What’s the difference between mindfulness and meditation?
The terms “meditation” and “mindfulness” are often used interchangeably correctly claiming to provide practitioners a vast range of mental, physical and psychological benefits. For example:
- Greater inner peace, calm and sense of well-being
- Improved immune system and overall health
- Better focus, clarity and concentration
- Decreased heart rate and blood pressure
- Improved relationships and social competence
- Decreased stress, anxiety, depression, pain
- Spiritual growth
Meditation and mindfulness have their roots in ancient traditions. Each has its own unique definition and purpose, although they complement each other and overlap in many ways.
The main differences between meditation and mindfulness:
Meditation encompasses the practice of reaching higher consciousness and the ability to focus. It’s also about finding inner peace and self regulation.There are many different methods that help us reach this heightened state of consciousness such as the practice of compassion, loving kindness, gratitude, patience and…mindfulness. Similar to yoga, breathing techniques, visualization and the practice of silence, mindfulness is a form of meditation.
Meditation came before the idea of mindfulness and is usually attributed to the time of the Buddha. It is told that this practice began when the Buddha discovered that focusing on his breath allowed him to swiftly reach a meditative state.
Meditation generally refers to the quieting of the mind that comes with sitting still and observing a single thought, the breath word, a phrase, the flicker of a candle, gazing into a mandala, etc. Usually meditation is practiced while sitting still for concentrated periods of time from a few minutes to hours…
Mindfulness on the other hand refers to awareness of ‘what is’ in the present moment—without judgement. For example, when eating an apple deliberately paying attention to this experience, noticing the fragrance, texture, temperature, color and taste. When outside thoughts intrude bring your attention back to the ‘apple’ experience. The object being to bring your focus back to the object or experience.
Eating a meal, washing the dishes, being in conversation with a friend are opportunities to practice mindfulness. Essentially mindfulness can be woven into any activity; whereas meditation is typically done in stillness. In both cases the result is being calmer, more focused and less frazzled. Inevitably when we can stay “in” the moment we’re in, rather than rehashing the past or fantasizing about what’s to come—we end up more relaxed and less reactive.
How could I really be in the present moment when I’m completely bombarded by thoughts all day long? My mind never seems to quiet down!
Bringing together meditation and mindfulness
1. One way of bringing together mindfulness and meditation is by sitting still in good form focusing on the breath. Repeat the words “in” and “out” to yourself with each inhalation and exhalation. This is a common form of meditation.

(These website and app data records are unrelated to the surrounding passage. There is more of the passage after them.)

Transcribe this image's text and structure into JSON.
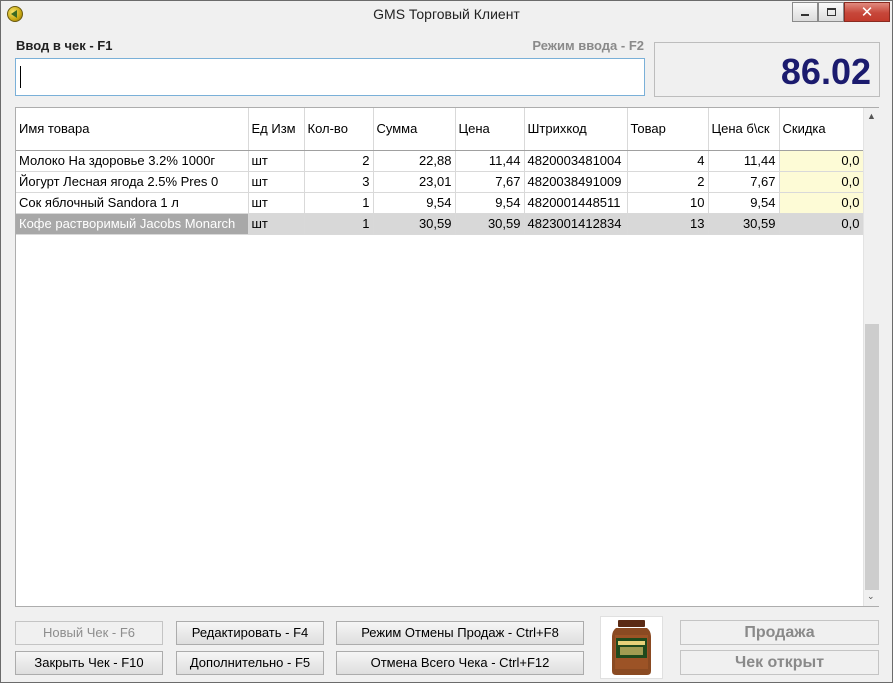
{
  "window": {
    "title": "GMS Торговый Клиент",
    "close_glyph": "✕"
  },
  "entry": {
    "label": "Ввод в чек - F1",
    "mode_label": "Режим ввода - F2",
    "value": ""
  },
  "total": "86.02",
  "table": {
    "columns": [
      "Имя товара",
      "Ед Изм",
      "Кол-во",
      "Сумма",
      "Цена",
      "Штрихкод",
      "Товар",
      "Цена б\\ск",
      "Скидка"
    ],
    "rows": [
      [
        "Молоко На здоровье 3.2% 1000г",
        "шт",
        "2",
        "22,88",
        "11,44",
        "4820003481004",
        "4",
        "11,44",
        "0,0"
      ],
      [
        "Йогурт Лесная ягода 2.5% Pres 0",
        "шт",
        "3",
        "23,01",
        "7,67",
        "4820038491009",
        "2",
        "7,67",
        "0,0"
      ],
      [
        "Сок яблочный Sandora 1 л",
        "шт",
        "1",
        "9,54",
        "9,54",
        "4820001448511",
        "10",
        "9,54",
        "0,0"
      ],
      [
        "Кофе растворимый Jacobs Monarch",
        "шт",
        "1",
        "30,59",
        "30,59",
        "4823001412834",
        "13",
        "30,59",
        "0,0"
      ]
    ],
    "selected_row": 3
  },
  "buttons": {
    "new_check": "Новый Чек - F6",
    "close_check": "Закрыть Чек - F10",
    "edit": "Редактировать - F4",
    "additional": "Дополнительно - F5",
    "cancel_sales_mode": "Режим Отмены Продаж - Ctrl+F8",
    "cancel_whole_check": "Отмена Всего Чека - Ctrl+F12"
  },
  "status": {
    "sale": "Продажа",
    "check_open": "Чек открыт"
  },
  "product_image": {
    "label": "Jacobs"
  },
  "colors": {
    "total": "#1b1b6e",
    "discount_bg": "#fdfbd6",
    "selected_bg": "#d8d8d8"
  }
}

Just begin with a few minutes a day and see how your practice goes. You might find that although challenging to get started, once you do that these few silent moments have a tremendous positive impact on the rest of your day.
2. Focusing on the breath while engaged in an activity is a way of facilitating mindfulness into whatever you are doing. The breath focus brings you into the present enabling you to bring your attention to whatever it is that you wish to be more mindful about.
For example, when you’re at a meeting—be at the meeting fully and notice the many reactions that you have to others, the space, your thoughts etc. When you notice yourself being critical, encourage yourself to become curious. Continue to bring your attention back to your direct experience, observations, bodily sensations, etc. You can do this while cleaning your house or driving the children to their activities.
You may notice that with these practices that when you are relaxed you are more awake to your experiences. Also, when you are relaxed you cannot be stressed. This is known as an incompatible response. Ultimately as you become more skilled at meditation and mindfulness so that you override the negativity and noise in your head.
Whether practicing mindfulness or meditation or both—your psychological, physical, mental and relational health are bound to improve significantly.
Over time with practice you’ll likely notice yourself becoming more insightful, reflective and observant to the scenarios of your life, rather than being harsh and judgmental. This is a happier and healthier path for you as well as for the people whose lives you impact.
What small shift in your life can you make today to get your practice of meditation and mindfulness ignited—even in some small way?
As always I’d love to hear from you about your experiences practicing the meditation and mindfulness. Feel free to ask any questions you may have and to share your thoughts.